The funeral pyre in Salorno—Dos de la Forca in the Italian Alps is the first of its kind ever discovered and was found to contain the remains of eight generations of families.
Salorno—Dos de la Forca has captivated historians for decades. The 3,000-year-old site was first discovered and identified as a funeral pyre in 1986. But only now have bioanthropologists completed excavations and offered detailed analyses of its charred contents — and learned they were the cremated remains of up to 172 people.
According to the science magazine Cosmos, the archaeological site remains most intriguing for its unorthodox approach to ritual cremation. A widespread practice from southern Italy to Central Europe from 2000 to 27 B.C.E., any remains were typically stored in urns.
But at Salorno, they were left on the ground and somehow remained untouched for millennia.

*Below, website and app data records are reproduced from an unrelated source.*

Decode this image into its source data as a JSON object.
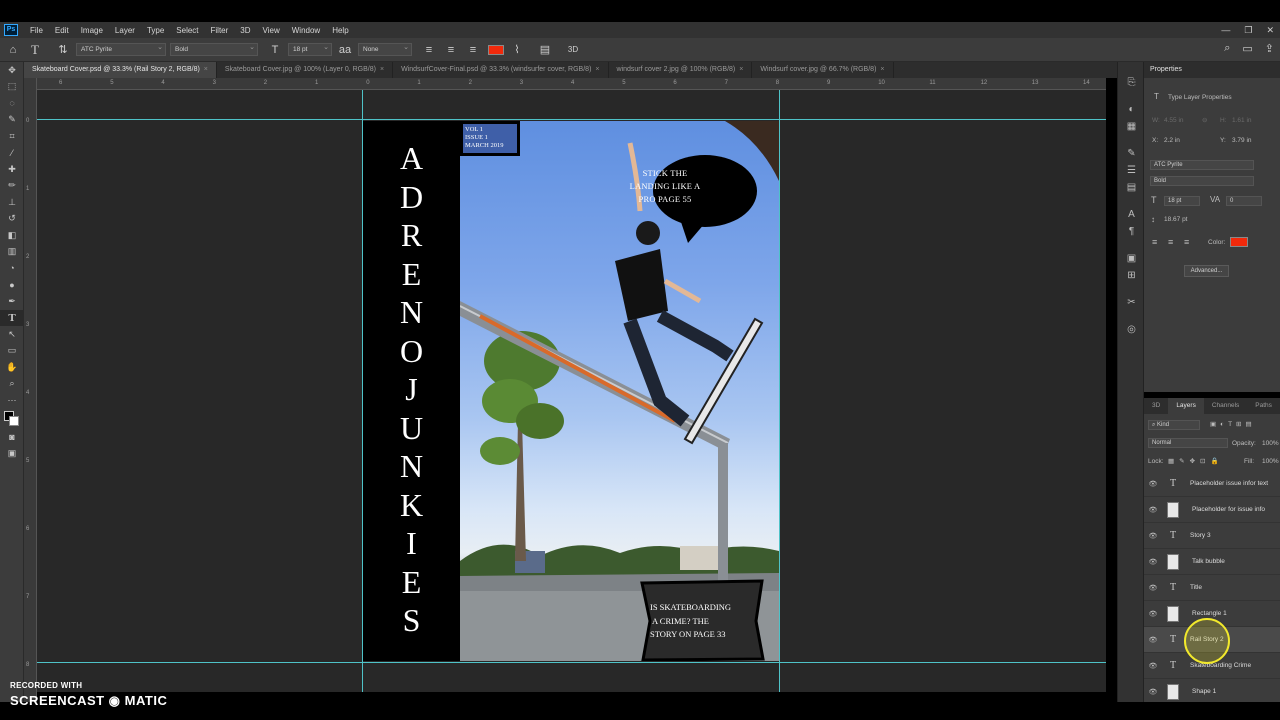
{
  "menubar": {
    "app_icon": "Ps",
    "items": [
      "File",
      "Edit",
      "Image",
      "Layer",
      "Type",
      "Select",
      "Filter",
      "3D",
      "View",
      "Window",
      "Help"
    ],
    "window_controls": [
      "—",
      "❐",
      "✕"
    ]
  },
  "options_bar": {
    "font_family": "ATC Pyrite",
    "font_style": "Bold",
    "font_size": "18 pt",
    "anti_alias": "None",
    "text_color": "#f1290b",
    "three_d": "3D"
  },
  "tabs": [
    {
      "label": "Skateboard Cover.psd @ 33.3% (Rail Story 2, RGB/8)",
      "active": true
    },
    {
      "label": "Skateboard Cover.jpg @ 100% (Layer 0, RGB/8)",
      "active": false
    },
    {
      "label": "WindsurfCover-Final.psd @ 33.3% (windsurfer cover, RGB/8)",
      "active": false
    },
    {
      "label": "windsurf cover 2.jpg @ 100% (RGB/8)",
      "active": false
    },
    {
      "label": "Windsurf cover.jpg @ 66.7% (RGB/8)",
      "active": false
    }
  ],
  "ruler_top": [
    "6",
    "5",
    "4",
    "3",
    "2",
    "1",
    "0",
    "1",
    "2",
    "3",
    "4",
    "5",
    "6",
    "7",
    "8",
    "9",
    "10",
    "11",
    "12",
    "13",
    "14"
  ],
  "ruler_left": [
    "0",
    "1",
    "2",
    "3",
    "4",
    "5",
    "6",
    "7",
    "8"
  ],
  "cover": {
    "title_letters": [
      "A",
      "D",
      "R",
      "E",
      "N",
      "O",
      "J",
      "U",
      "N",
      "K",
      "I",
      "E",
      "S"
    ],
    "issue_lines": [
      "VOL 1",
      "ISSUE 1",
      "MARCH 2019"
    ],
    "bubble_lines": [
      "STICK THE",
      "LANDING LIKE A",
      "PRO PAGE 55"
    ],
    "crime_lines": [
      "IS SKATEBOARDING",
      "A CRIME? THE",
      "STORY ON PAGE 33"
    ]
  },
  "properties": {
    "tab": "Properties",
    "section": "Type Layer Properties",
    "w_label": "W:",
    "w_value": "4.55 in",
    "h_label": "H:",
    "h_value": "1.61 in",
    "x_label": "X:",
    "x_value": "2.2 in",
    "y_label": "Y:",
    "y_value": "3.79 in",
    "font_family": "ATC Pyrite",
    "font_style": "Bold",
    "font_size": "18 pt",
    "tracking": "0",
    "leading": "18.67 pt",
    "color_label": "Color:",
    "advanced": "Advanced..."
  },
  "layers_panel": {
    "tabs": [
      "3D",
      "Layers",
      "Channels",
      "Paths"
    ],
    "active_tab": "Layers",
    "filter": "Kind",
    "blend_mode": "Normal",
    "opacity_label": "Opacity:",
    "opacity": "100%",
    "lock_label": "Lock:",
    "fill_label": "Fill:",
    "fill": "100%",
    "layers": [
      {
        "name": "Placeholder issue infor text",
        "kind": "text",
        "selected": false
      },
      {
        "name": "Placeholder for issue info",
        "kind": "shape",
        "selected": false
      },
      {
        "name": "Story 3",
        "kind": "text",
        "selected": false
      },
      {
        "name": "Talk bubble",
        "kind": "shape",
        "selected": false
      },
      {
        "name": "Title",
        "kind": "text",
        "selected": false
      },
      {
        "name": "Rectangle 1",
        "kind": "shape",
        "selected": false
      },
      {
        "name": "Rail Story 2",
        "kind": "text",
        "selected": true
      },
      {
        "name": "Skateboarding Crime",
        "kind": "text",
        "selected": false
      },
      {
        "name": "Shape 1",
        "kind": "shape",
        "selected": false
      }
    ]
  },
  "watermark": {
    "line1": "RECORDED WITH",
    "line2": "SCREENCAST ◉ MATIC"
  }
}
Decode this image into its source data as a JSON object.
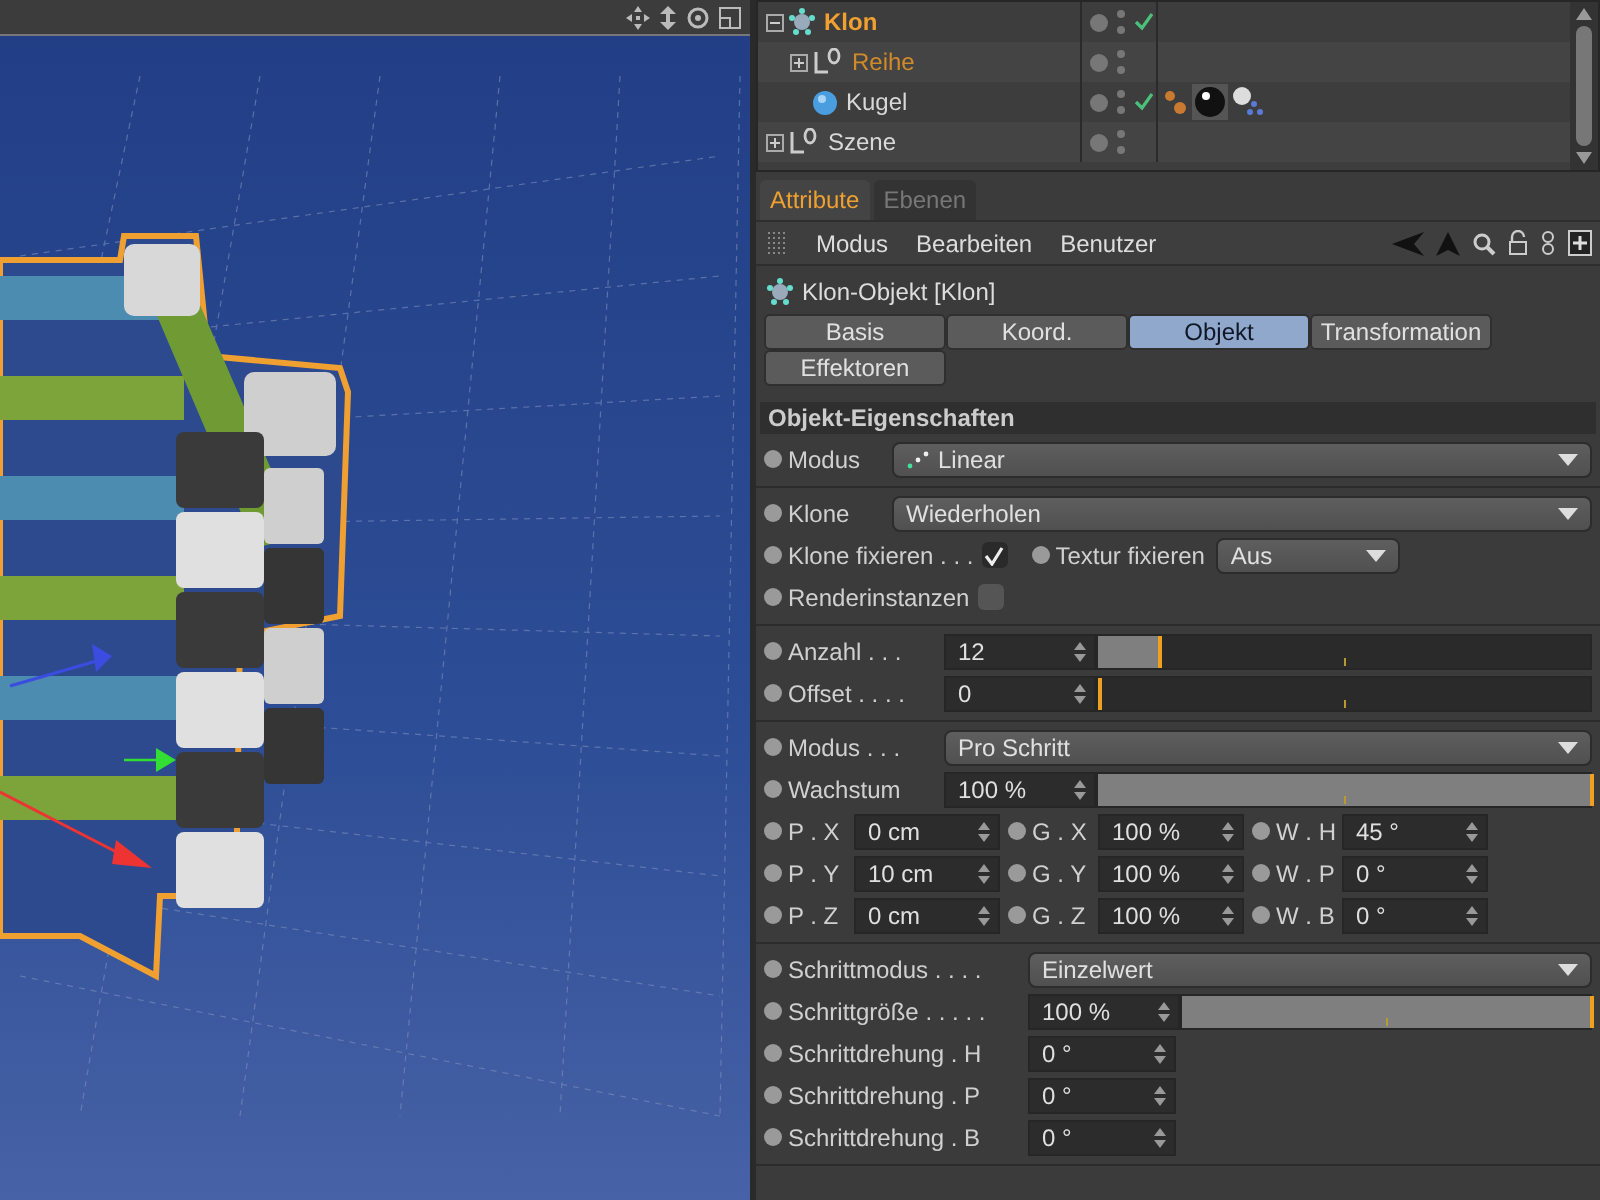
{
  "object_manager": {
    "items": [
      {
        "label": "Klon",
        "kind": "cloner",
        "selected": true,
        "highlighted": false,
        "expanded": true,
        "checked": true,
        "children": [
          {
            "label": "Reihe",
            "kind": "null",
            "selected": false,
            "highlighted": true,
            "expanded": false,
            "checked": false
          },
          {
            "label": "Kugel",
            "kind": "sphere",
            "selected": false,
            "highlighted": false,
            "checked": true,
            "tags": true
          }
        ]
      },
      {
        "label": "Szene",
        "kind": "null",
        "selected": false,
        "highlighted": false,
        "expanded": false,
        "checked": false
      }
    ]
  },
  "attribute_tabs": [
    {
      "label": "Attribute",
      "selected": true
    },
    {
      "label": "Ebenen",
      "selected": false
    }
  ],
  "menu": [
    "Modus",
    "Bearbeiten",
    "Benutzer"
  ],
  "title": "Klon-Objekt [Klon]",
  "property_tabs": [
    {
      "label": "Basis",
      "selected": false
    },
    {
      "label": "Koord.",
      "selected": false
    },
    {
      "label": "Objekt",
      "selected": true
    },
    {
      "label": "Transformation",
      "selected": false
    },
    {
      "label": "Effektoren",
      "selected": false
    }
  ],
  "section": "Objekt-Eigenschaften",
  "groups": [
    {
      "rows": [
        {
          "kind": "mode_dropdown",
          "label": "Modus",
          "value": "Linear"
        }
      ]
    },
    {
      "rows": [
        {
          "kind": "dropdown",
          "label": "Klone",
          "value": "Wiederholen"
        },
        {
          "kind": "checkbox_pair",
          "label": "Klone fixieren . . .",
          "checked": true,
          "label_2": "Textur fixieren",
          "value_2": "Aus"
        },
        {
          "kind": "checkbox",
          "label": "Renderinstanzen",
          "checked": false
        }
      ]
    },
    {
      "rows": [
        {
          "kind": "slider",
          "label": "Anzahl . . .",
          "value": "12",
          "level": 0.12
        },
        {
          "kind": "slider",
          "label": "Offset . . . .",
          "value": "0",
          "level": 0
        }
      ]
    },
    {
      "rows": [
        {
          "kind": "dropdown",
          "label": "Modus . . .",
          "value": "Pro Schritt"
        },
        {
          "kind": "slider",
          "label": "Wachstum",
          "value": "100 %",
          "level": 1
        },
        {
          "kind": "vector",
          "fields": [
            {
              "label": "P . X",
              "value": "0 cm"
            },
            {
              "label": "G . X",
              "value": "100 %"
            },
            {
              "label": "W . H",
              "value": "45 °"
            }
          ]
        },
        {
          "kind": "vector",
          "fields": [
            {
              "label": "P . Y",
              "value": "10 cm"
            },
            {
              "label": "G . Y",
              "value": "100 %"
            },
            {
              "label": "W . P",
              "value": "0 °"
            }
          ]
        },
        {
          "kind": "vector",
          "fields": [
            {
              "label": "P . Z",
              "value": "0 cm"
            },
            {
              "label": "G . Z",
              "value": "100 %"
            },
            {
              "label": "W . B",
              "value": "0 °"
            }
          ]
        }
      ]
    },
    {
      "rows": [
        {
          "kind": "dropdown",
          "label": "Schrittmodus . . . .",
          "value": "Einzelwert"
        },
        {
          "kind": "slider",
          "label": "Schrittgröße . . . . .",
          "value": "100 %",
          "level": 1
        },
        {
          "kind": "number",
          "label": "Schrittdrehung . H",
          "value": "0 °"
        },
        {
          "kind": "number",
          "label": "Schrittdrehung . P",
          "value": "0 °"
        },
        {
          "kind": "number",
          "label": "Schrittdrehung . B",
          "value": "0 °"
        }
      ]
    }
  ]
}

Dated between 1150 to 950 B.C.E., the site also yielded the charred bone fragments of animals, bronze burial goods, and pottery shards. It also held an oddly shaped boulder that has continued to confound the experts. As published in the PLOS ONE journal, a new study aims to excavate the full truth.
“Salorno must have been a ‘sacred’ place for its community, in the way it was chosen but also protected from being looted or destroyed, but we cannot assess why exactly,” Federica Crivellaro, co-author of the study, told Gizmodo.
“The fact that it serendipitously was preserved till today is simply very special.”
With 141 pounds of human remains, the site was clearly an ustrinum, or a cremation platform in Latin. It is estimated that 48 to 172 people were burned at the site, based on the weight of modern cremations, where men are reduced to 5.5 pounds, women to 3.9 pounds, teenagers to 2.2 pounds, and infants to 1.1 pounds, per the study.
Skeletal and dental analyses showed that at least one six-year-old and one 13-year-old were cremated here. Salorno—Dos de la Forca burned at over 1292 degrees Fahrenheit and yielded at least 48 cups, five biconical vessels, four bowls, three cone bowls, and two ceramic jars believed to have been part of the funerary rites.
Previous studies have long suggested that friends and relatives of the dead partook in libation rituals before throwing their cups into the burning pyres. A Stony Brook University bioanthropologist, Crivellaro is most captivated by the fact that the bodies were never stored in urns together with their personal items.
“What is interesting at Salorno is that differently from contemporary known cemeteries characterized by fields of cinerary urns or burials, this site appears as something very different: a pyre of dead bodies that were not selected for burial but intentionally left in the open, commingled with offerings and their own personal goods”
Speaking with the Italian news site Alto Adige, Milan State University’s Umberto Tecchiati most often the burial sites are located far away from the place of cremation.
“Usually, in fact, the burning of the deceased and the collection of the remains took place in a different place from that of burial,” he said. “In Salorno, on the other hand, the place of combustion coincides with that of burial, which would indicate a deviation from the funeral norm.”
Certain cracks in the bones confirmed the remains suffered head-induced expansion, while their stark white color revealed just how high the temperatures were. Meanwhile, the aesthetic changes found in the recovered goods suggested the site was used for at least two centuries — while the identity of the dead remains mysterious.
However, according to Alto Adige, researchers are sure that the funeral pyre was in use for eight generations. By studying regional settlements of the time and the quality of the grave goods, they also deduced that those burned at Salorno either comprised a group of nuclear families or wealthy elites. Ultimately, the heat from cremation left Crivellaro to say for sure.
“Cremated human remains are never sexy for traditional physical anthropology as they are fragmented, deformed, and skeletons and teeth are normally depleted of DNA,” she told Gizmodo.
After reading about the Salorno—Dos de la Forca site, learn about the Ancient Roman gold coins worth millions found in Italy. Then, read about the 3,200-year-old Bronze Age sword found in Spain.